• [YOUR GOAL]: The reply should contain every line of the data, repeated exactly, and no pictures.
.....
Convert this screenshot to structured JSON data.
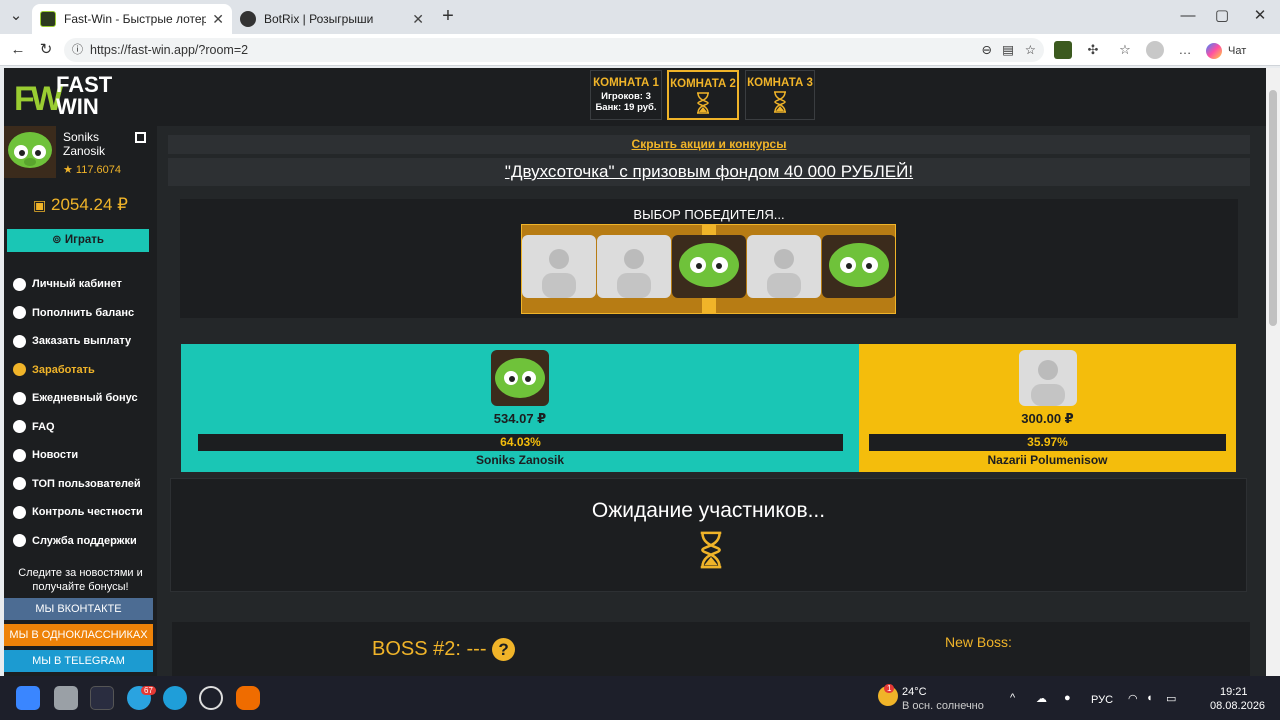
{
  "browser": {
    "tabs": [
      {
        "title": "Fast-Win - Быстрые лотереи! Ком",
        "active": true
      },
      {
        "title": "BotRix | Розыгрыши",
        "active": false
      }
    ],
    "url": "https://fast-win.app/?room=2",
    "chat_label": "Чат"
  },
  "site": {
    "logo": {
      "line1": "FAST",
      "line2": "WIN",
      "mark": "FW"
    },
    "rooms": [
      {
        "title": "КОМНАТА 1",
        "players": "Игроков: 3",
        "bank": "Банк: 19 руб.",
        "active": false
      },
      {
        "title": "КОМНАТА 2",
        "active": true
      },
      {
        "title": "КОМНАТА 3",
        "active": false
      }
    ],
    "user": {
      "name1": "Soniks",
      "name2": "Zanosik",
      "rating": "★ 117.6074",
      "balance": "2054.24 ₽"
    },
    "play_button": "Играть",
    "menu": [
      {
        "label": "Личный кабинет",
        "icon": "briefcase-icon"
      },
      {
        "label": "Пополнить баланс",
        "icon": "arrow-right-circle-icon"
      },
      {
        "label": "Заказать выплату",
        "icon": "arrow-down-circle-icon"
      },
      {
        "label": "Заработать",
        "icon": "earn-icon",
        "highlight": true
      },
      {
        "label": "Ежедневный бонус",
        "icon": "gift-icon"
      },
      {
        "label": "FAQ",
        "icon": "question-icon"
      },
      {
        "label": "Новости",
        "icon": "bookmark-icon"
      },
      {
        "label": "ТОП пользователей",
        "icon": "trophy-icon"
      },
      {
        "label": "Контроль честности",
        "icon": "shuffle-icon"
      },
      {
        "label": "Служба поддержки",
        "icon": "lifebuoy-icon"
      }
    ],
    "follow_text": "Следите за новостями и получайте бонусы!",
    "social": [
      {
        "label": "МЫ ВКОНТАКТЕ",
        "color": "#4c6c93"
      },
      {
        "label": "МЫ В ОДНОКЛАССНИКАХ",
        "color": "#ee8208"
      },
      {
        "label": "МЫ В TELEGRAM",
        "color": "#1c9bd1"
      }
    ],
    "hide_promos": "Скрыть акции и конкурсы",
    "promo": "\"Двухсоточка\" с призовым фондом 40 000 РУБЛЕЙ!",
    "winner_title": "ВЫБОР ПОБЕДИТЕЛЯ...",
    "players": [
      {
        "name": "Soniks Zanosik",
        "amount": "534.07 ₽",
        "percent": "64.03%",
        "share": 0.6403,
        "color": "#1ac6b5"
      },
      {
        "name": "Nazarii Polumenisow",
        "amount": "300.00 ₽",
        "percent": "35.97%",
        "share": 0.3597,
        "color": "#f4bd0c"
      }
    ],
    "waiting": "Ожидание участников...",
    "boss": {
      "label": "BOSS #2: ---",
      "help": "?",
      "new_boss": "New Boss:"
    }
  },
  "taskbar": {
    "weather_temp": "24°C",
    "weather_desc": "В осн. солнечно",
    "lang": "РУС",
    "time": "19:21",
    "date": "08.08.2026",
    "badge": "1",
    "telegram_badge": "67"
  },
  "colors": {
    "accent": "#f0b429",
    "teal": "#1ac6b5",
    "yellow": "#f4bd0c",
    "dark": "#1c1e20"
  }
}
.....
• [SOLUTION TO THE PROBLEM]:
Convert this screenshot to structured JSON data.
{
  "browser": {
    "tabs": [
      {
        "title": "Fast-Win - Быстрые лотереи! Ком",
        "active": true
      },
      {
        "title": "BotRix | Розыгрыши",
        "active": false
      }
    ],
    "url": "https://fast-win.app/?room=2",
    "chat_label": "Чат"
  },
  "site": {
    "logo": {
      "line1": "FAST",
      "line2": "WIN",
      "mark": "FW"
    },
    "rooms": [
      {
        "title": "КОМНАТА 1",
        "players": "Игроков: 3",
        "bank": "Банк: 19 руб.",
        "active": false
      },
      {
        "title": "КОМНАТА 2",
        "active": true
      },
      {
        "title": "КОМНАТА 3",
        "active": false
      }
    ],
    "user": {
      "name1": "Soniks",
      "name2": "Zanosik",
      "rating": "★ 117.6074",
      "balance": "2054.24 ₽"
    },
    "play_button": "Играть",
    "menu": [
      {
        "label": "Личный кабинет",
        "icon": "briefcase-icon"
      },
      {
        "label": "Пополнить баланс",
        "icon": "arrow-right-circle-icon"
      },
      {
        "label": "Заказать выплату",
        "icon": "arrow-down-circle-icon"
      },
      {
        "label": "Заработать",
        "icon": "earn-icon",
        "highlight": true
      },
      {
        "label": "Ежедневный бонус",
        "icon": "gift-icon"
      },
      {
        "label": "FAQ",
        "icon": "question-icon"
      },
      {
        "label": "Новости",
        "icon": "bookmark-icon"
      },
      {
        "label": "ТОП пользователей",
        "icon": "trophy-icon"
      },
      {
        "label": "Контроль честности",
        "icon": "shuffle-icon"
      },
      {
        "label": "Служба поддержки",
        "icon": "lifebuoy-icon"
      }
    ],
    "follow_text": "Следите за новостями и получайте бонусы!",
    "social": [
      {
        "label": "МЫ ВКОНТАКТЕ",
        "color": "#4c6c93"
      },
      {
        "label": "МЫ В ОДНОКЛАССНИКАХ",
        "color": "#ee8208"
      },
      {
        "label": "МЫ В TELEGRAM",
        "color": "#1c9bd1"
      }
    ],
    "hide_promos": "Скрыть акции и конкурсы",
    "promo": "\"Двухсоточка\" с призовым фондом 40 000 РУБЛЕЙ!",
    "winner_title": "ВЫБОР ПОБЕДИТЕЛЯ...",
    "players": [
      {
        "name": "Soniks Zanosik",
        "amount": "534.07 ₽",
        "percent": "64.03%",
        "share": 0.6403,
        "color": "#1ac6b5"
      },
      {
        "name": "Nazarii Polumenisow",
        "amount": "300.00 ₽",
        "percent": "35.97%",
        "share": 0.3597,
        "color": "#f4bd0c"
      }
    ],
    "waiting": "Ожидание участников...",
    "boss": {
      "label": "BOSS #2: ---",
      "help": "?",
      "new_boss": "New Boss:"
    }
  },
  "taskbar": {
    "weather_temp": "24°C",
    "weather_desc": "В осн. солнечно",
    "lang": "РУС",
    "time": "19:21",
    "date": "08.08.2026",
    "badge": "1",
    "telegram_badge": "67"
  },
  "colors": {
    "accent": "#f0b429",
    "teal": "#1ac6b5",
    "yellow": "#f4bd0c",
    "dark": "#1c1e20"
  }
}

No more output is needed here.